# Task details
Where an entry holds an image, skip the image but reproduce the rest word for word.

Top of Given records

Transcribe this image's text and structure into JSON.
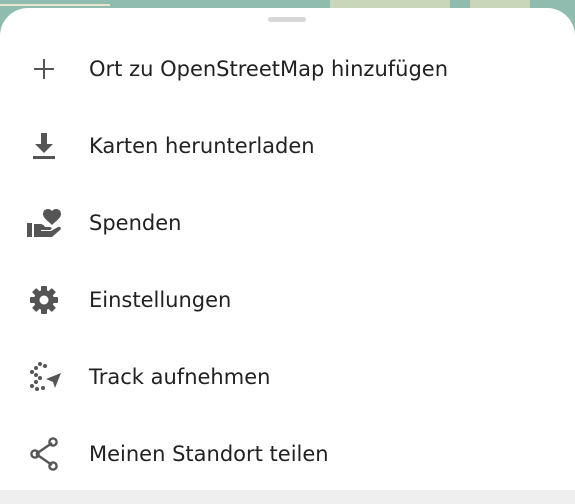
{
  "menu": {
    "items": [
      {
        "label": "Ort zu OpenStreetMap hinzufügen",
        "icon": "plus-icon"
      },
      {
        "label": "Karten herunterladen",
        "icon": "download-icon"
      },
      {
        "label": "Spenden",
        "icon": "donate-hand-heart-icon"
      },
      {
        "label": "Einstellungen",
        "icon": "gear-icon"
      },
      {
        "label": "Track aufnehmen",
        "icon": "track-record-icon"
      },
      {
        "label": "Meinen Standort teilen",
        "icon": "share-icon"
      }
    ]
  },
  "colors": {
    "text": "#212121",
    "icon": "#555555",
    "sheet_bg": "#ffffff",
    "map_water": "#8fbcae"
  }
}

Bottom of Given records

# Answer for the task
Transcribe this image's text and structure into JSON.
{
  "menu": {
    "items": [
      {
        "label": "Ort zu OpenStreetMap hinzufügen",
        "icon": "plus-icon"
      },
      {
        "label": "Karten herunterladen",
        "icon": "download-icon"
      },
      {
        "label": "Spenden",
        "icon": "donate-hand-heart-icon"
      },
      {
        "label": "Einstellungen",
        "icon": "gear-icon"
      },
      {
        "label": "Track aufnehmen",
        "icon": "track-record-icon"
      },
      {
        "label": "Meinen Standort teilen",
        "icon": "share-icon"
      }
    ]
  },
  "colors": {
    "text": "#212121",
    "icon": "#555555",
    "sheet_bg": "#ffffff",
    "map_water": "#8fbcae"
  }
}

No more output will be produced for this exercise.